Your task: Take each line below that has "icon" and copy it.

===== Provided material

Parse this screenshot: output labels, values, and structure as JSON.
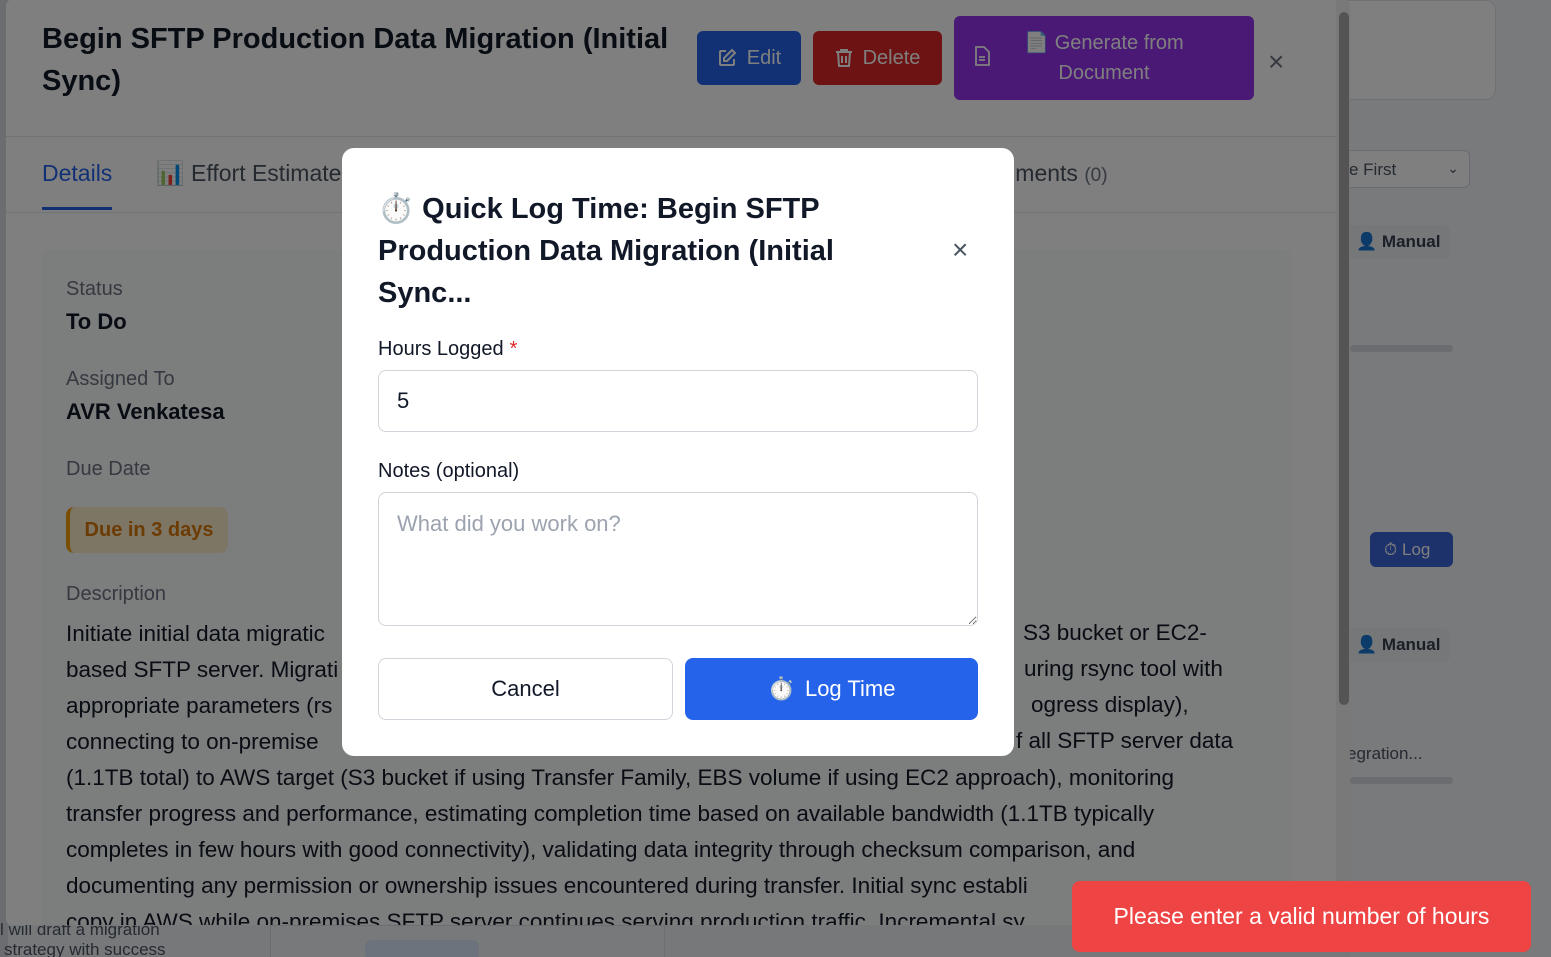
{
  "task": {
    "title": "Begin SFTP Production Data Migration (Initial Sync)",
    "buttons": {
      "edit": "Edit",
      "delete": "Delete",
      "generate": "Generate from Document"
    },
    "close": "×"
  },
  "tabs": [
    {
      "label": "Details",
      "active": true
    },
    {
      "label": "Effort Estimate",
      "icon": "bar-chart-icon"
    },
    {
      "label": "chments",
      "count": "(0)"
    }
  ],
  "details": {
    "status_label": "Status",
    "status_value": "To Do",
    "assigned_label": "Assigned To",
    "assigned_value": "AVR Venkatesa",
    "due_label": "Due Date",
    "due_value": "Due in 3 days",
    "description_label": "Description",
    "description_lines": [
      "Initiate initial data migratic",
      "based SFTP server. Migrati",
      "appropriate parameters (rs",
      "connecting to on-premise",
      "(1.1TB total) to AWS target (S3 bucket if using Transfer Family, EBS volume if using EC2 approach), monitoring",
      "transfer progress and performance, estimating completion time based on available bandwidth (1.1TB typically",
      "completes in few hours with good connectivity), validating data integrity through checksum comparison, and",
      "documenting any permission or ownership issues encountered during transfer. Initial sync establi",
      "copy in AWS while on-premises SFTP server continues serving production traffic. Incremental sy"
    ],
    "description_right_fragments": [
      "S3 bucket or EC2-",
      "uring rsync tool with",
      "ogress display),",
      "f all SFTP server data"
    ]
  },
  "background": {
    "sort_select": "e First",
    "pill_1": "Manual",
    "pill_2": "Manual",
    "log_button": "Log",
    "truncated": "egration...",
    "bottom_left": "strategy with success",
    "bottom_left2": "l will draft a migration"
  },
  "modal": {
    "title": "Quick Log Time: Begin SFTP Production Data Migration (Initial Sync...",
    "title_icon": "stopwatch-icon",
    "close": "×",
    "hours_label": "Hours Logged",
    "hours_required": "*",
    "hours_value": "5",
    "notes_label": "Notes (optional)",
    "notes_placeholder": "What did you work on?",
    "cancel": "Cancel",
    "log_time": "Log Time"
  },
  "toast": {
    "message": "Please enter a valid number of hours",
    "color": "#ef4444"
  },
  "colors": {
    "primary": "#2563eb",
    "danger": "#dc2626",
    "purple": "#9333ea",
    "warning": "#d97706"
  }
}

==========

Task answer:
      "icon": "bar-chart-icon"
    "title_icon": "stopwatch-icon",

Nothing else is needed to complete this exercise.